• **WHAT YOU HAVE TO DO**:
How many lines of these records hold the string "Valor"? Reply with the number alone.

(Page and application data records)
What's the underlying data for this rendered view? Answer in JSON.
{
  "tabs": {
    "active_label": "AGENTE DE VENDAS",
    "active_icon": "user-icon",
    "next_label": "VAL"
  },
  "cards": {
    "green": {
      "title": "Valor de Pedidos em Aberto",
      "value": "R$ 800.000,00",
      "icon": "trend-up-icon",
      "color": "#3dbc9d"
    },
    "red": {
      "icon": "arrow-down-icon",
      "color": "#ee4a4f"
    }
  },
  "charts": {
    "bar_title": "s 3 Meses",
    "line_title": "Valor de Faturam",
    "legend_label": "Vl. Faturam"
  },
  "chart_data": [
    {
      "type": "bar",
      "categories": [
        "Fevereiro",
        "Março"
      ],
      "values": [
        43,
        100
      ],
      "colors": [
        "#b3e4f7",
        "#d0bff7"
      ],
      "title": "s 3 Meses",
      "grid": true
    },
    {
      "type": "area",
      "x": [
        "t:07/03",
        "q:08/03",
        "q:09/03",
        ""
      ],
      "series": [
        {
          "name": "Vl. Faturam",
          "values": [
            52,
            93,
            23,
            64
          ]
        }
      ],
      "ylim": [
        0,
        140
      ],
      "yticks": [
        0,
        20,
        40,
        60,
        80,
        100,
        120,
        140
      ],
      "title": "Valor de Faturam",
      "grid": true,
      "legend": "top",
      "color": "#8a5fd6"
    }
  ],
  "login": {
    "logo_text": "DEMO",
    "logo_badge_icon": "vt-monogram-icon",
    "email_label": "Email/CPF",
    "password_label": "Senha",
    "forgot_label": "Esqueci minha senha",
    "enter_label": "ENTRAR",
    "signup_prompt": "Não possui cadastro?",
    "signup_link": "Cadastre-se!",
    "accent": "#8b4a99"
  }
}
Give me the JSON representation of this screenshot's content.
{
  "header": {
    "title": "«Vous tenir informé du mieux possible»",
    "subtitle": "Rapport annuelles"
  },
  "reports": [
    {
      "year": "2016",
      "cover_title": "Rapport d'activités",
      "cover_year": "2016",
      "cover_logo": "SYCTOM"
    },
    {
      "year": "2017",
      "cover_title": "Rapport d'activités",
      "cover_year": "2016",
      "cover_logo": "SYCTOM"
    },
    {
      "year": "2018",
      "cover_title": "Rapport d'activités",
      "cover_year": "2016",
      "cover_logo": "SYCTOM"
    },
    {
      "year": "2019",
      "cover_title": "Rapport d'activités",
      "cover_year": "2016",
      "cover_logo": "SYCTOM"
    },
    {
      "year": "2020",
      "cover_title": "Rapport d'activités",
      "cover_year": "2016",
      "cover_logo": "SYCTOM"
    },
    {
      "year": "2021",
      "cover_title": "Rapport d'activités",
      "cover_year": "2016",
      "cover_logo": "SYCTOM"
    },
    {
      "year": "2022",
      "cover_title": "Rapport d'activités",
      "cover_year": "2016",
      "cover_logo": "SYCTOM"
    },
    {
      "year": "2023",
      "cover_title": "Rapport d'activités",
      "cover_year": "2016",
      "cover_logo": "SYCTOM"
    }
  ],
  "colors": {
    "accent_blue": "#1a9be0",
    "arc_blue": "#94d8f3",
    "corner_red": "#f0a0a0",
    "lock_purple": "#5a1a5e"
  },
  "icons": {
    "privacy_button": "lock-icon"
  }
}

• **SOLUTION TO THIS PROBLEM**:
3